Beginning with Mike Mincberg and Christi Clements, the ERC disqualified two students passionate about the betterment of our already struggling university. For the amount of students who are already ashamed of attending such an institution of mediocrity, I’m surprised our student leaders would even consider disqualifying two students willing to devote a year of their lives toward this university’s benefit.

Imagine that, giving back to the school with terrible customer service, loads of bureaucracy and funding spread thin.

Yet again, the ERC is contemplating reprimanding two more potential student leaders. Job well done, ERC. It’s no wonder there’s such a shortage of students willing to run for a seat on the senate. I wouldn’t want to be associated with Student Government either. Don’t get me wrong — I give respect to those students actually working toward the greater good. Unfortunately though, by the ERC’s ruling, I, as a USF student, am unable to tell the difference between any two things.

My initial reaction was to post a sign in front of the ERC’s office featuring a giant middle finger. However, I would have had to take that down for fear I might infringe upon a copyright.

Mikel Jorgensen is a junior majoring in communication.

Over the past few weeks, I have read about Student Government and all the problems they are being faced with, such as campaign problems and lack of participation in the senate.

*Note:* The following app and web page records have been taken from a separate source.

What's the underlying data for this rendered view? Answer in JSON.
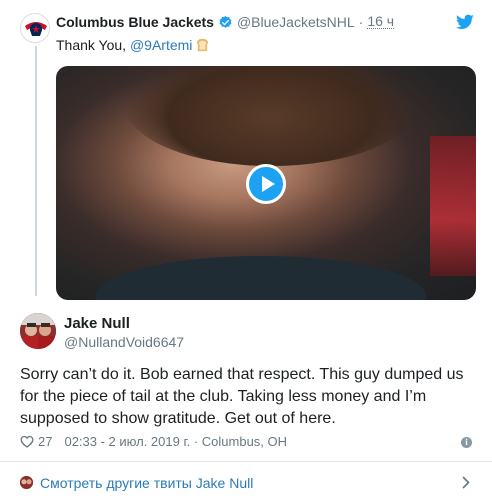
{
  "parent_tweet": {
    "display_name": "Columbus Blue Jackets",
    "handle": "@BlueJacketsNHL",
    "separator": "·",
    "time": "16 ч",
    "text_prefix": "Thank You, ",
    "mention": "@9Artemi",
    "emoji": "bread-emoji"
  },
  "tweet": {
    "display_name": "Jake Null",
    "handle": "@NullandVoid6647",
    "text": "Sorry can’t do it. Bob earned that respect. This guy dumped us for the piece of tail at the club. Taking less money and I’m supposed to show gratitude. Get out of here.",
    "likes": "27",
    "timestamp": "02:33 - 2 июл. 2019 г. · Columbus, OH"
  },
  "footer": {
    "more_tweets_label": "Смотреть другие твиты Jake Null"
  },
  "colors": {
    "link": "#2b7bb9",
    "twitter_blue": "#1da1f2",
    "muted": "#697882"
  }
}
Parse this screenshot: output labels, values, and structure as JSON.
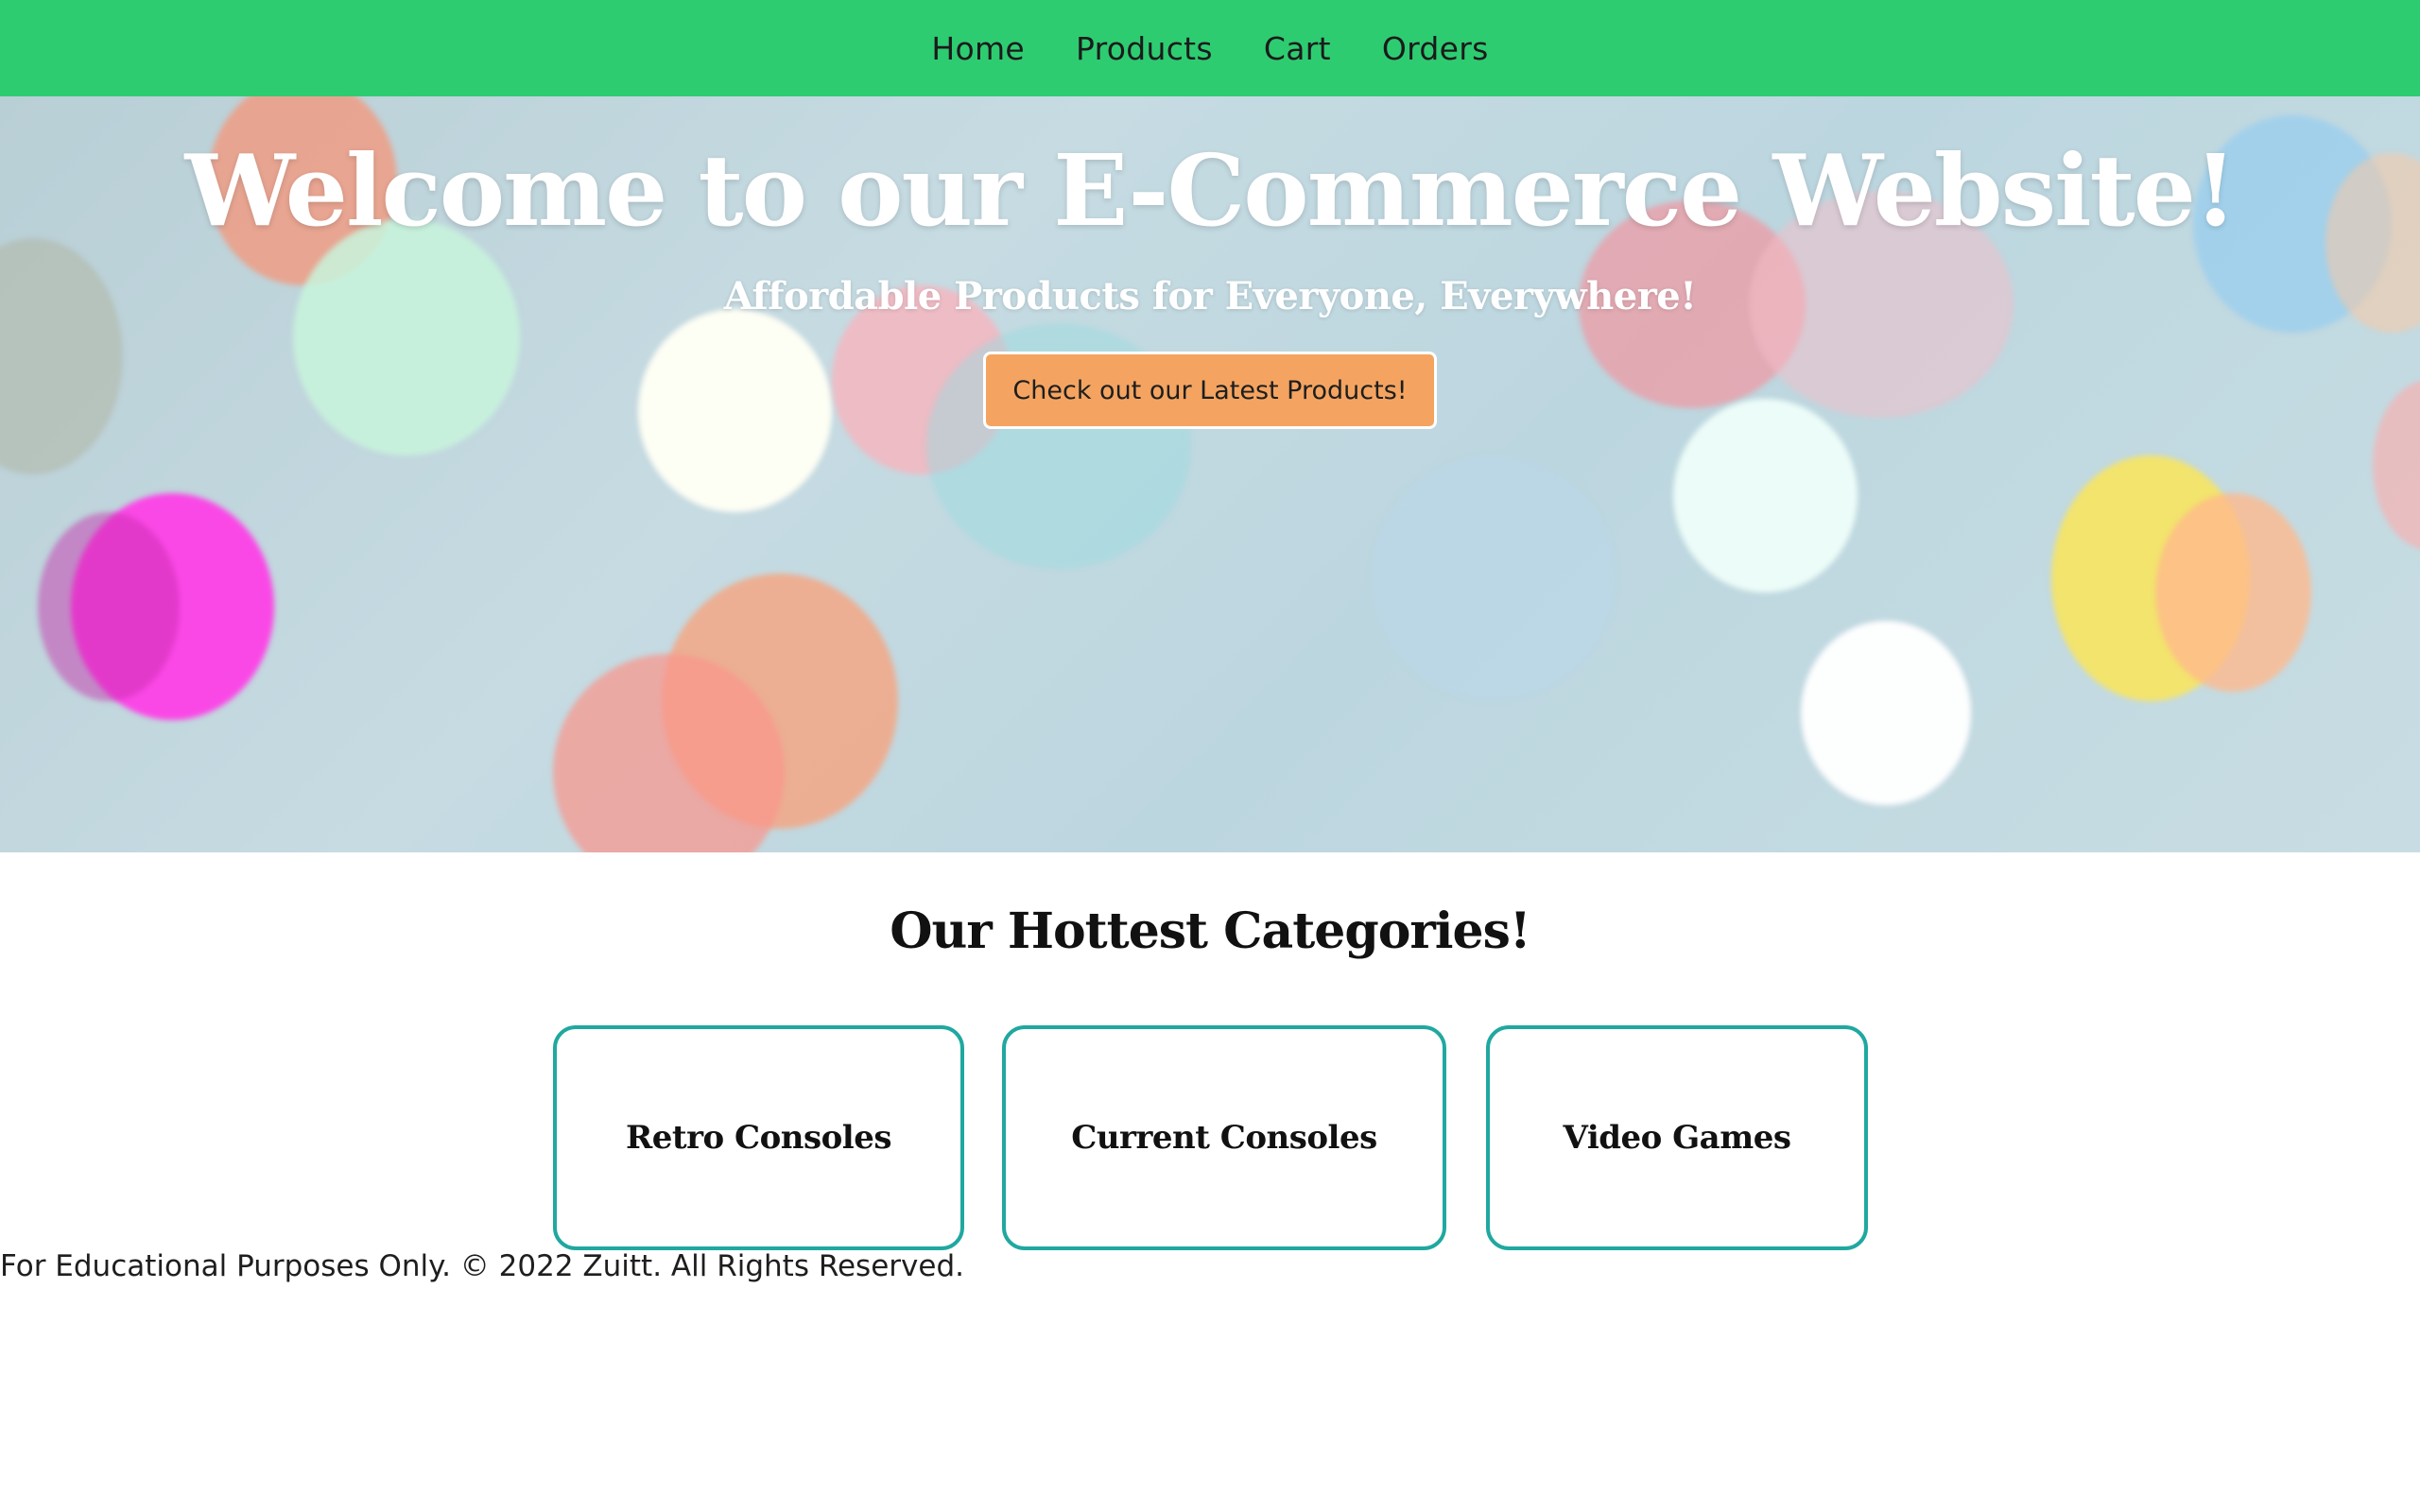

I think that the lack of respect and participation from our students has to do with the fact that SG is not doing its job.

SG is not doing its job representing the student body, but in fact is wasting valuable time on meaningless issues such as their campaign logo power trip. As students, we would like to see devote its time to try to fix the problems that affect their constituents, like rising tuition costs and lack of parking for students.

I think that we as student body see that SG is wasting both its time and ours by pursuing these issues. In my opinion the lack of students running for senate is because of these problems. No one wants to run for a government position in a government that wastes its time and accomplishes nothing.

I am a close friend of both Mike Mincberg and J.P. Murphy and I know they both care about this university and what the students want. To disqualify a great candidate and trouble another with such ridiculous charges just goes to show the students that the SG is walking the wrong path.

I think whichever candidate wins this election will be better than what we have now, and I only encourage them to worry about real issues and not pointless matters that don’t affect the student body one way or another.

Kyle Kettinger is a senior majoring in political science.

Celebrate meaning, not stereotypes
Re: “Everybody can be Irish on St. Patrick’s Day” March 16

Grace Agostin’s column was a sloppy collection of stereotypes that would have been offensive if it wasn’t so short sighted and ridiculous. Instead of writing something meaningful about St. Patty’s Day, which may have taken some effort and research, she took the easy way out and lumped all Irish people into the “Drunk potato-eating Mick” stereotype. The only stereotype she seems to have missed is the one about Irish people liking to fight.

Her column should have been called “The idiot’s guide to St. Patrick’s Day.”

March is women’s history month. According to Agostin’s logic, we should celebrate it by being irritable for a week and driving poorly.

Sticking feathers up your butt doesn’t make you a chicken, and getting drunk on St. Patrick’s Day doesn’t make you Irish. More interesting commentary on Irish culture could have been derived from a Bennigan’s menu.

Also, U2 is not the “greatest rock group to come out of Ireland,” that would be The Pogues; U2 is just more popular.

Stephen Bedell is a junior majoring in political science.